● RECORDS FOR PROCESSING
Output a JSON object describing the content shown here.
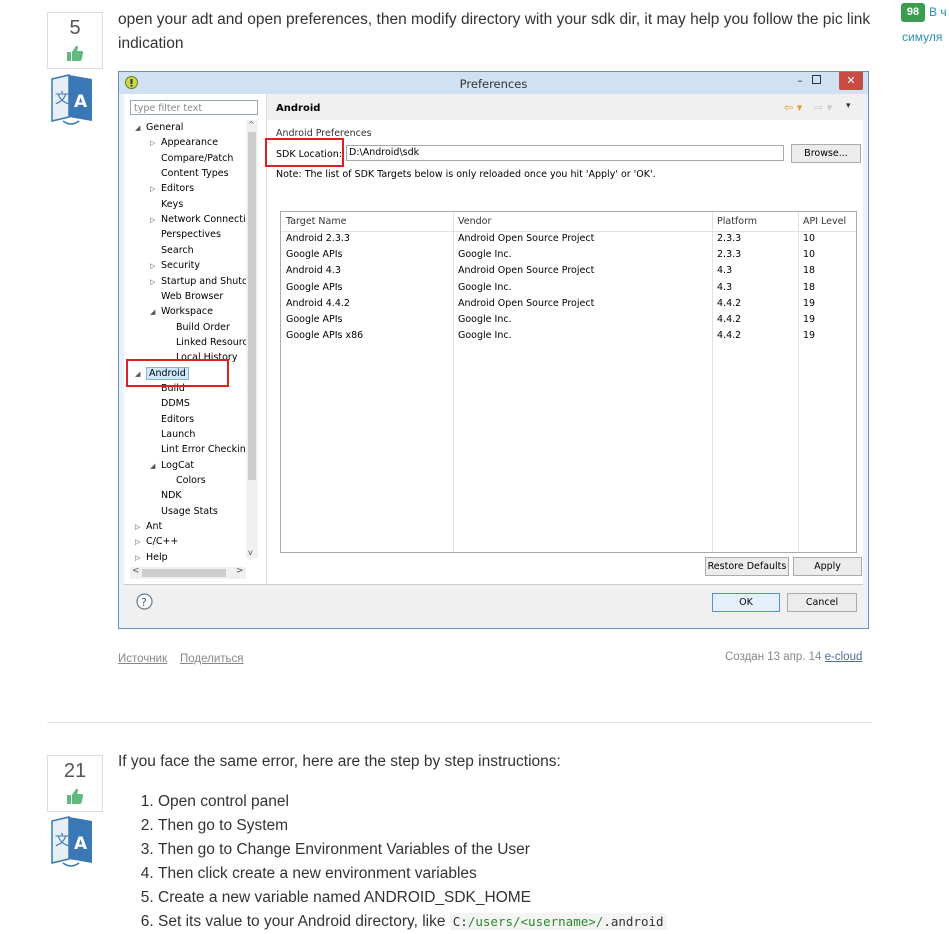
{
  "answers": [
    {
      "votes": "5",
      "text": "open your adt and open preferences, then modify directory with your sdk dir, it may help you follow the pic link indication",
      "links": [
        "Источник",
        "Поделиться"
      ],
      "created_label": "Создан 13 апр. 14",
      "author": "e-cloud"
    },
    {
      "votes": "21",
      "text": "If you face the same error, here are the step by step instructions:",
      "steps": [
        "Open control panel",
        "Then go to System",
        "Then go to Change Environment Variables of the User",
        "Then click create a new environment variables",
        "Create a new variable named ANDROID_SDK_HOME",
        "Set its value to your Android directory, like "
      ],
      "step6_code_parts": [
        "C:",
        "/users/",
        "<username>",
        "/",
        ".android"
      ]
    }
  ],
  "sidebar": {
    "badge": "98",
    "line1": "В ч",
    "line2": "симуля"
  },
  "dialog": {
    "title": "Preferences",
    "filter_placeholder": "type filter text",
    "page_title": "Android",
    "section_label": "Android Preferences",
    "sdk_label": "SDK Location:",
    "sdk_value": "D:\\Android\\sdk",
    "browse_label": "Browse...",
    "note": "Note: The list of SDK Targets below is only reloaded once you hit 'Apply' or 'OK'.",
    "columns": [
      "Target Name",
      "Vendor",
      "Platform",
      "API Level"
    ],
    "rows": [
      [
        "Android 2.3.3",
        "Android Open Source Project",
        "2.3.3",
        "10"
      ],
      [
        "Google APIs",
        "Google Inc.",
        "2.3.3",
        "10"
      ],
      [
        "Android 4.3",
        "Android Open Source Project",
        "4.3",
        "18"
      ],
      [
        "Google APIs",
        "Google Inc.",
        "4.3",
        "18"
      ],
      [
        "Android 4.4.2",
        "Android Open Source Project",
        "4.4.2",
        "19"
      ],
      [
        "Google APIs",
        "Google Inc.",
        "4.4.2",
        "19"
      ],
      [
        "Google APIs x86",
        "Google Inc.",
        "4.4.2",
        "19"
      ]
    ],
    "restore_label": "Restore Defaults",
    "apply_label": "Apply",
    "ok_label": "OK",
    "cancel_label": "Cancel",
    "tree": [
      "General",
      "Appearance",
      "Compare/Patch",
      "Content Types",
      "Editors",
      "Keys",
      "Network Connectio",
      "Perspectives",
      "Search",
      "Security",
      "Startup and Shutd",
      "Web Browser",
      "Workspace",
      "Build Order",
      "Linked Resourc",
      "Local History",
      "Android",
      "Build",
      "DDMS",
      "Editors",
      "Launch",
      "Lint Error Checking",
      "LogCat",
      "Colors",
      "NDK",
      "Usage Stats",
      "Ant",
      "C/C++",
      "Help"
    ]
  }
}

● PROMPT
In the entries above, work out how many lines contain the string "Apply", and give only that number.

● RESPONSE
2